Chief executive Tim Steiner said: “We now have in place a platform for significant and sustainable long-term value creation as the leading pure-play digital grocer in the UK, a world-leading provider of end-to-end ecommerce grocery solutions, and as an innovative and creative technology company applying our proprietary knowledge to a range of challenges.

“Our transformation journey is well under way with increased cash fees earned and greater investment as we execute on behalf of our partners.”

Looking ahead, Ocado said it is confident in achieving revenue growth in retail of between 10% and 15% this year

However, the grocer expects a decline in earnings as costs linked to its customer fulfilment centres continue to rise.

Total capital expenditure for the group is expected to be £350 million.

The results come as Ocado is mooted to be in talks with Marks & Spencer to sign a food delivery deal.

Ocado currently has a tie-up with Waitrose, but it has been suggested that M&S would step into the breach when the existing contract ends next year.

If the deal goes ahead, it will be the latest in a long line of tie-ups the firm has announced.

Ocado has forged partnerships with US retailer Kroger, Swedish supermarket group ICA, France’s Groupe Casino and in Canada with Sobeys.
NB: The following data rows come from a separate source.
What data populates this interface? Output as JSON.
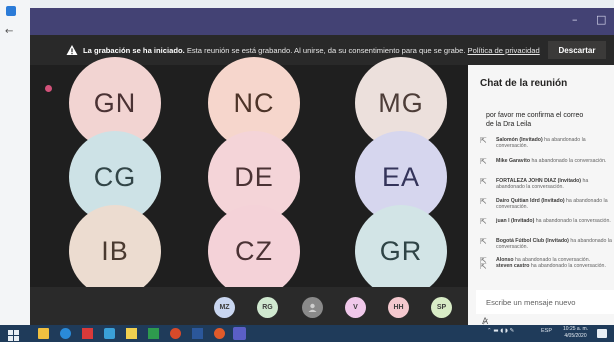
{
  "window": {
    "minimize": "–",
    "maximize": "□"
  },
  "recording_bar": {
    "strong": "La grabación se ha iniciado.",
    "text": " Esta reunión se está grabando. Al unirse, da su consentimiento para que se grabe. ",
    "link": "Política de privacidad",
    "button": "Descartar"
  },
  "gallery": {
    "tiles": [
      "GN",
      "NC",
      "MG",
      "CG",
      "DE",
      "EA",
      "IB",
      "CZ",
      "GR"
    ]
  },
  "avatars": [
    "MZ",
    "RG",
    "V",
    "HH",
    "SP"
  ],
  "chat": {
    "title": "Chat de la reunión",
    "partial_message": [
      "por favor me confirma el correo",
      "de la Dra Leila"
    ],
    "events": [
      {
        "name": "Salomón (Invitado)",
        "text": " ha abandonado la conversación."
      },
      {
        "name": "Mike Garavito",
        "text": " ha abandonado la conversación."
      },
      {
        "name": "FORTALEZA JOHN DIAZ (Invitado)",
        "text": " ha abandonado la conversación."
      },
      {
        "name": "Dairo Quitian Idrd (Invitado)",
        "text": " ha abandonado la conversación."
      },
      {
        "name": "juan l (Invitado)",
        "text": " ha abandonado la conversación."
      },
      {
        "name": "Bogotá Fútbol Club (Invitado)",
        "text": " ha abandonado la conversación."
      },
      {
        "name": "Alonso",
        "text": " ha abandonado la conversación."
      },
      {
        "name": "steven castro",
        "text": " ha abandonado la conversación."
      }
    ],
    "input_placeholder": "Escribe un mensaje nuevo"
  },
  "taskbar": {
    "language": "ESP",
    "time": "10:25 a. m.",
    "date": "4/05/2020"
  },
  "colors": {
    "titlebar": "#434274",
    "recording_dot": "#d2527a",
    "taskbar": "#1f3b5a"
  }
}
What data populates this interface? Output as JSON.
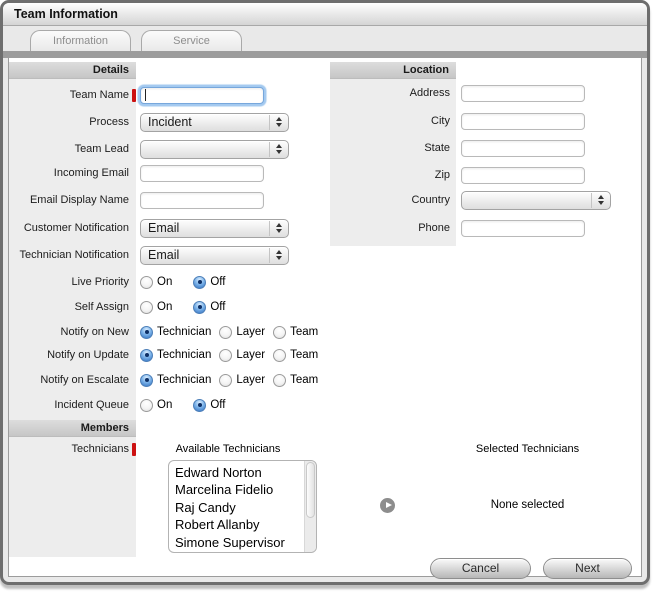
{
  "window": {
    "title": "Team Information"
  },
  "tabs": {
    "information": "Information",
    "service": "Service"
  },
  "opts": {
    "on": "On",
    "off": "Off",
    "technician": "Technician",
    "layer": "Layer",
    "team": "Team"
  },
  "details": {
    "header": "Details",
    "team_name": "Team Name",
    "team_name_value": "",
    "process": "Process",
    "process_value": "Incident",
    "team_lead": "Team Lead",
    "team_lead_value": "",
    "incoming_email": "Incoming Email",
    "incoming_email_value": "",
    "email_display_name": "Email Display Name",
    "email_display_name_value": "",
    "customer_notification": "Customer Notification",
    "customer_notification_value": "Email",
    "technician_notification": "Technician Notification",
    "technician_notification_value": "Email",
    "live_priority": "Live Priority",
    "live_priority_value": "Off",
    "self_assign": "Self Assign",
    "self_assign_value": "Off",
    "notify_on_new": "Notify on New",
    "notify_on_new_value": "Technician",
    "notify_on_update": "Notify on Update",
    "notify_on_update_value": "Technician",
    "notify_on_escalate": "Notify on Escalate",
    "notify_on_escalate_value": "Technician",
    "incident_queue": "Incident Queue",
    "incident_queue_value": "Off"
  },
  "location": {
    "header": "Location",
    "address": "Address",
    "address_value": "",
    "city": "City",
    "city_value": "",
    "state": "State",
    "state_value": "",
    "zip": "Zip",
    "zip_value": "",
    "country": "Country",
    "country_value": "",
    "phone": "Phone",
    "phone_value": ""
  },
  "members": {
    "header": "Members",
    "technicians": "Technicians",
    "available_title": "Available Technicians",
    "selected_title": "Selected Technicians",
    "none_selected": "None selected",
    "available": [
      "Edward Norton",
      "Marcelina Fidelio",
      "Raj Candy",
      "Robert Allanby",
      "Simone Supervisor"
    ]
  },
  "footer": {
    "cancel": "Cancel",
    "next": "Next"
  },
  "colors": {
    "focus_ring": "#84b7ea",
    "required_marker": "#cc1111",
    "radio_selected_blue": "#2e6fc0",
    "section_header_gray": "#cfcfcf",
    "tab_bar_gray": "#9c9c9c"
  }
}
Retailers are keen to use its cutting-edge technology, which includes robots in warehouses.